Selling a business is extremely exciting and often takes years or decades of a dream to become a reality. Compared to other potentially large payments in life, such as the sale of real estate, selling a business can be quite complicated.
There are many different ways to structure a transaction and each has aspects that can be adapted to reduce the tax on sales. Here are a few different formats deals can be found and what to keep in mind for each.
NS the easiest settlement One time sale. The seller receives cash for the business, and the transaction is recognized in the year of sale. How this plays out depends on the business entity you are selling and if you are selling assets or stock.
Selling the stock of an S or C corp results in a capital gain for the seller, which is taxed at tax rates favorable to individuals. However, a buyer wants only assets or selected assets of the corporation. In that case, the C corp has to pay tax on the sale of the asset and the owners pay capital gains tax on distributions, creating two layers of tax.
If you are selling partnership assets or S corp assets, there is only one layer of tax because the shareholder or partner is the taxpayer (not the business entity). The sale of assets by the S corp results in a taxable gain similar to the sale of shares; However, the profit may be partly ordinary income, which is taxed at a higher rate.
The sale of partnership assets works in much the same way as the sale of S corp assets, with a layer of tax.
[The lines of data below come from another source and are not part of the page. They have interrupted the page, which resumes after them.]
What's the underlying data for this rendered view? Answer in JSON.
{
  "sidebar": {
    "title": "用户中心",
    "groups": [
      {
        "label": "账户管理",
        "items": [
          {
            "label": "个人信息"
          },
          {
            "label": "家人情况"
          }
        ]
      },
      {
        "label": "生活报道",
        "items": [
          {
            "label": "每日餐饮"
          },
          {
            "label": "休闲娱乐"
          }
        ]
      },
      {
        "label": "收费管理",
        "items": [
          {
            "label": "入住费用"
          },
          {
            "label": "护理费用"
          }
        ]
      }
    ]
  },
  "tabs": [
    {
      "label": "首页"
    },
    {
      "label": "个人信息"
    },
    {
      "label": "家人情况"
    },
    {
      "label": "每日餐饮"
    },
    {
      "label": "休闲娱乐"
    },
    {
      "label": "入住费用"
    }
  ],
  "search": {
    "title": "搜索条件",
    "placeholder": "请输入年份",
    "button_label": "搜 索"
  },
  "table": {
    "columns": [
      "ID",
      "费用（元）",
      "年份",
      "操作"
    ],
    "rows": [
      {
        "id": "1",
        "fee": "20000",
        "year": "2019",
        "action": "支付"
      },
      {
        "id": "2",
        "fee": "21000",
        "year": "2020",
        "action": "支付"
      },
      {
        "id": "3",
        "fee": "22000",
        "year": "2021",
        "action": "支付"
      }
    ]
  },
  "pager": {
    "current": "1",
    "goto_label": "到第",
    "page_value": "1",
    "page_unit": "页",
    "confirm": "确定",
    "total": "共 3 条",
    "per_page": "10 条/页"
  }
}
However, capital gains rates on the sale of partnership units are not automatically taxed. a Rule Exists as part of capital gains for ordinary income on so-called “hot assets” such as inventory and accounts receivable.
There is a tax incentive for hidden gems for sellers of C Corp shares. Qualified Small Business Stock. This allows individuals to exclude up to $10 million or more of their basis from taxable income when they sell shares that were originally issued. The exclusion does not exist for partners selling partnership units or shareholders selling S corporation shares and has different requirements, but when you qualify, it is huge. If you sell for $10 million instead of paying $2 million to the federal government for capital gains tax, you pay nothing.
An acquisition becomes more complicated when the buyer is unsure of the value of the company they are selling, so the deal includes “earnings” along with some cash advance. an earnings trigger Additional payments When earnings or other negotiation goals are met.
Earnings can happen over the course of years, and it’s important for you to consider how likely the deal is to achieve the goals set out. If you end up with just cash on the table, would that be okay with you? If you don’t kill your earnings, will you still be happy?
From a tax perspective, you want the earnings to be tied to the success of the business, not to you in any way specifically. If the earnings have some tie in you as an employee—for example, if you need to be employed by the company to earn it—it becomes compensation, which is taxed at the ordinary income rate. , almost twice the capital gains rate.
Buyer owning a piece
Sometimes a buyer, such as a private equity firm, wants the seller to have the skin in the game. One way to do this is to offer the seller a minority ownership in the buyer as part of the sale.
When you receive the stock, you are taxed. Let’s say you are paying 20% tax. If you get $10 million in cash, you pay $2 million in taxes and put the rest in your pocket. But if you get another $10 million in stock, it will double your tax bill and eat into your cash portion of the transaction significantly, leaving you with $6 million in cash and $10 million in stock. will be given. In addition, you take on the risk of investing in the stock you are acquiring.
There may be ways to structure the deal so that you don’t pay taxes on the stock. For example, you may be able to postpone it. If the buyer is a partnership, instead of selling 100% of your business, you can contribute a portion of it to a tax-exempt partnership and take back units in that partnership without paying tax on them. For the cash portion, you will continue to pay tax, but you will defer tax on the component you contribute and take back ownership in the buyer. In the example above, you have $8 million in after-tax cash income and $10 million in partnership units with $2 million in tax that is deferred until you sell the partnership units.
Another factor to consider when you take the ownership percentage into the buyer is that you built the company and ran it, but after the sale, someone else is calling the shots. As a shareholder or partner, you still have to worry about the company’s value going up or down, but you have far less control over it than you once did.
The trading market is hot right now as multiple forces work together to create the market Friendly for both buyers and sellers. The situation is so fluid that the advice of a CPA familiar with your particular business is vital. Your CPA should be involved in your sales process, estimating profits and potential tax liabilities at the stage of the letter of intent through the completion of the sale.
The information provided here is not investment, tax or financial advice. You should consult a licensed professional for advice related to your specific situation.